By |2018-12-19T16:30:32+00:00December 19th, 2018|People|

The Voortrekker Cornelius Engelbrecht who settled at Rietfontein in 1843 by Willie Meyer – from his book “Magaliesberg Kaleidoscope” Longevity is a trademark of the Engelbrecht family of Rietfontein. People who would be regarded by other families as elderly are still youngsters in Engelbrecht terms. At least, that is the impression one gets if one

The brothers of Broederstroom

By |2018-12-19T16:12:07+00:00December 19th, 2018|People|

The gate at the entrance to Grootplaats is a historical monument. Photograph by Willie Meyer by Willie Meyer – from his book “Magaliesberg Kaleidoscope” Broederstroom was established in the early 1840s when the Pretorius brothers, Piet, Bart and Wynand settled on the banks of the Crocodile River – hence the name Broederstroom. Piet (Henning Petrus Nicolas),

Diary of an exile

By |2018-12-19T12:44:34+00:00December 19th, 2018|People|

Hermanus and Ellie Ras with their children and grand-children on their Golden Wedding anniversary on 28 February 1938. Photograph supplied by Johan Ras. by Willie Meyer – from his book “Magaliesberg Kaleidoscope” The history of the Ras family of Bokfontein is dominated by Marthinus Ras's building of the canon that was used in the First War of Independence

The war that history wants to forget

By |2018-12-17T16:17:02+00:00December 17th, 2018|History|

Andries Pretorius whose larger than life presence played a major part in the history of interior South Africa.  by Willie Meyer – from his book “Magaliesberg Kaleidoscope” One of the growing pains of the Zuid-Afrikaansche Republiek which affected this part of the Magaliesberg was the bad blood between the adherents of the various Voortrekker leaders. Andries Hendrik Potgieter, the

Was General Schoeman assassinated?

By |2018-12-17T09:52:35+00:00December 17th, 2018|People|

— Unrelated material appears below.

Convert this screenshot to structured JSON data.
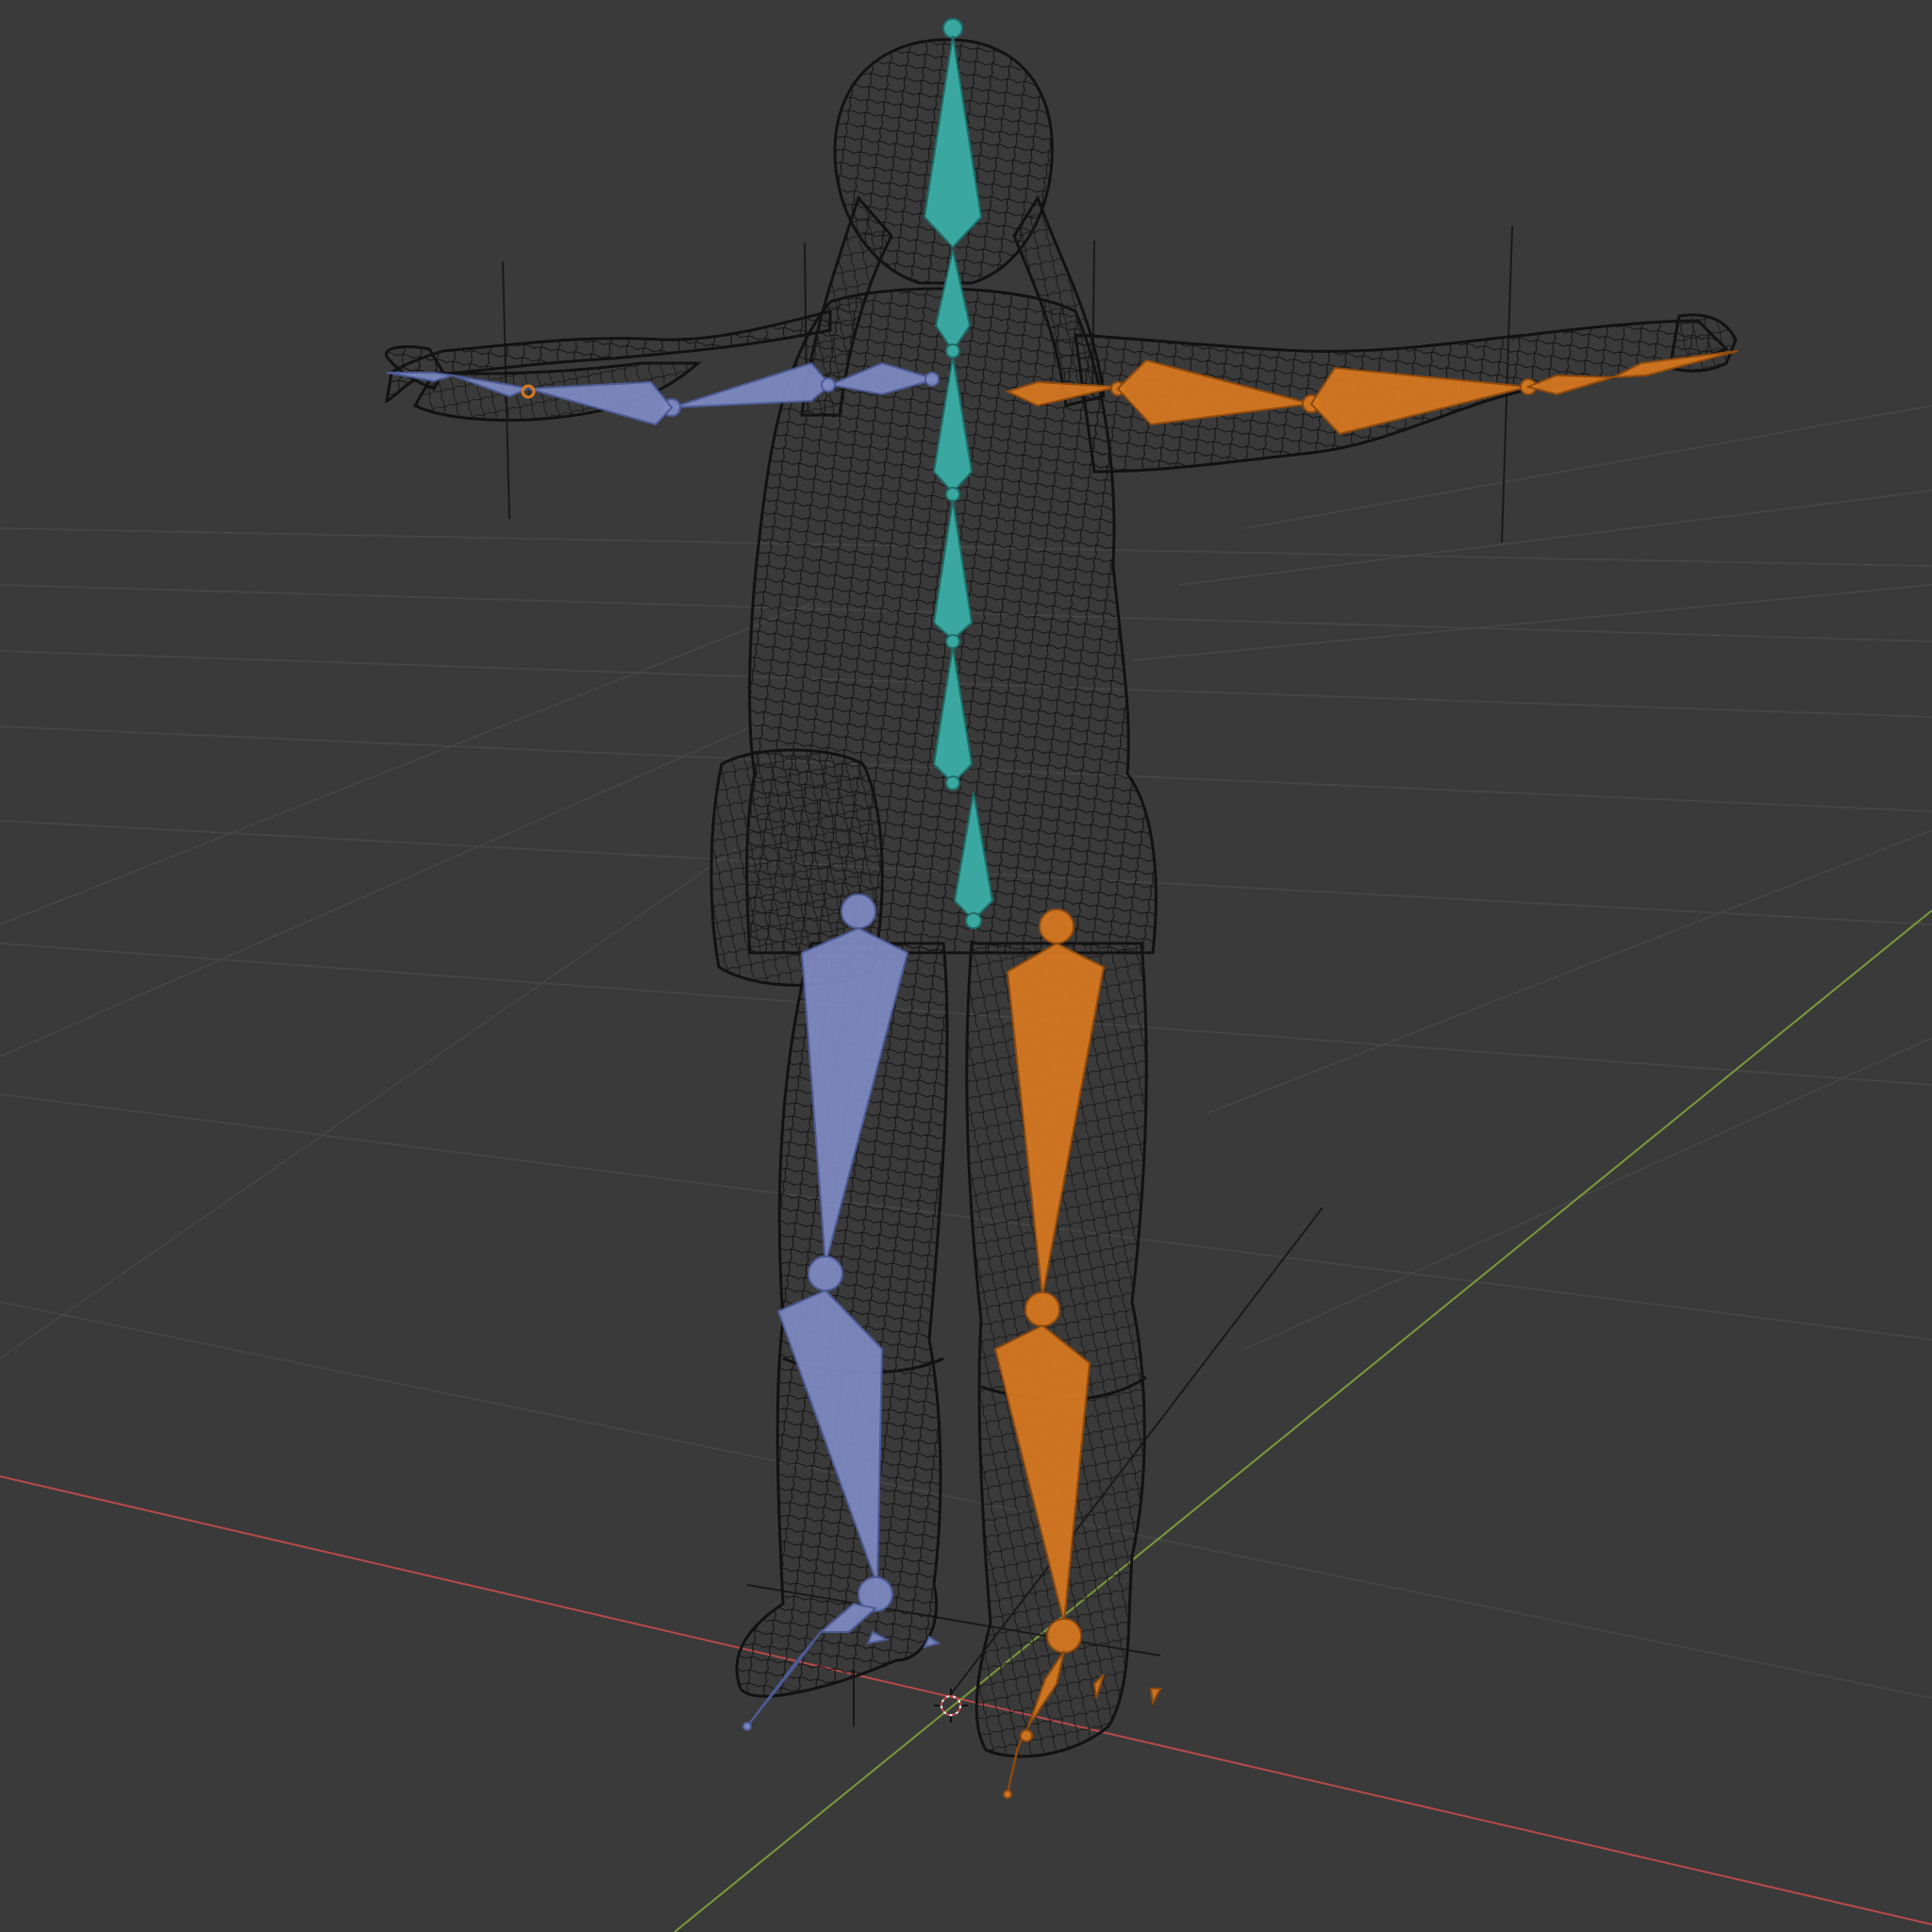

by Willie Meyer – from his book “Magaliesberg Kaleidoscope” The death of General Hendrik Schoeman, Boer general and father of Johan Hendrik, the founder of the town of Hartbeespoort, became one of the discussion points at a presentation by the well-known author, Vincent Carruthers, at a local restaurant one night in January 2010. Carruthers gave an